* **Available data**:
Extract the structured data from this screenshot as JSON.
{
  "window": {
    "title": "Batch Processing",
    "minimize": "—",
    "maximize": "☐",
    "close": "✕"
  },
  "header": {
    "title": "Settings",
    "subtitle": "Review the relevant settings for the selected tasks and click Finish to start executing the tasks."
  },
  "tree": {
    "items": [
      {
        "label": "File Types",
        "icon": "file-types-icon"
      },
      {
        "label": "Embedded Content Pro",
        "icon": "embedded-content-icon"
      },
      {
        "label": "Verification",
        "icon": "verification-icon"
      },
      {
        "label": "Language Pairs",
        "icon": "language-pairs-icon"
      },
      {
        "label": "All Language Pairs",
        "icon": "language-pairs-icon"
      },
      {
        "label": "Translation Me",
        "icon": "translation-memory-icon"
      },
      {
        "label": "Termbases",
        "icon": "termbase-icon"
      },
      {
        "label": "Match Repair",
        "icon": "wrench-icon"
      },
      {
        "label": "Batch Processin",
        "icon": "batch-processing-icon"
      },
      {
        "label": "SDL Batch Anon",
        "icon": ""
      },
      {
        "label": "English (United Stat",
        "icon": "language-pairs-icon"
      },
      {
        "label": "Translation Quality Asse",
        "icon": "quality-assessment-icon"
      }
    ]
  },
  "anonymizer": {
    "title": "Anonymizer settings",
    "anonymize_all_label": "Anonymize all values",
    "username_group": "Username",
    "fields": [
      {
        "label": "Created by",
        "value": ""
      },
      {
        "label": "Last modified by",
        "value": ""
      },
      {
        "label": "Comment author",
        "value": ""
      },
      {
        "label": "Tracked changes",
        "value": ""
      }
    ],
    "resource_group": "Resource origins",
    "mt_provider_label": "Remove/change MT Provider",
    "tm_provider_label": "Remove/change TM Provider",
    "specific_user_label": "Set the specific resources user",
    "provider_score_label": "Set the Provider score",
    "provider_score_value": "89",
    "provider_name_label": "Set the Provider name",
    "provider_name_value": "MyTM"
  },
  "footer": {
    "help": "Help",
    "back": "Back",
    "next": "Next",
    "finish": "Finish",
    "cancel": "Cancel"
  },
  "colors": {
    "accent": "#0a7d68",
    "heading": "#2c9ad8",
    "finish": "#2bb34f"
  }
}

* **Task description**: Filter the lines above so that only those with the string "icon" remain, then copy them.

* **Solution to the problem**:
        "icon": "file-types-icon"
        "icon": "embedded-content-icon"
        "icon": "verification-icon"
        "icon": "language-pairs-icon"
        "icon": "language-pairs-icon"
        "icon": "translation-memory-icon"
        "icon": "termbase-icon"
        "icon": "wrench-icon"
        "icon": "batch-processing-icon"
        "icon": ""
        "icon": "language-pairs-icon"
        "icon": "quality-assessment-icon"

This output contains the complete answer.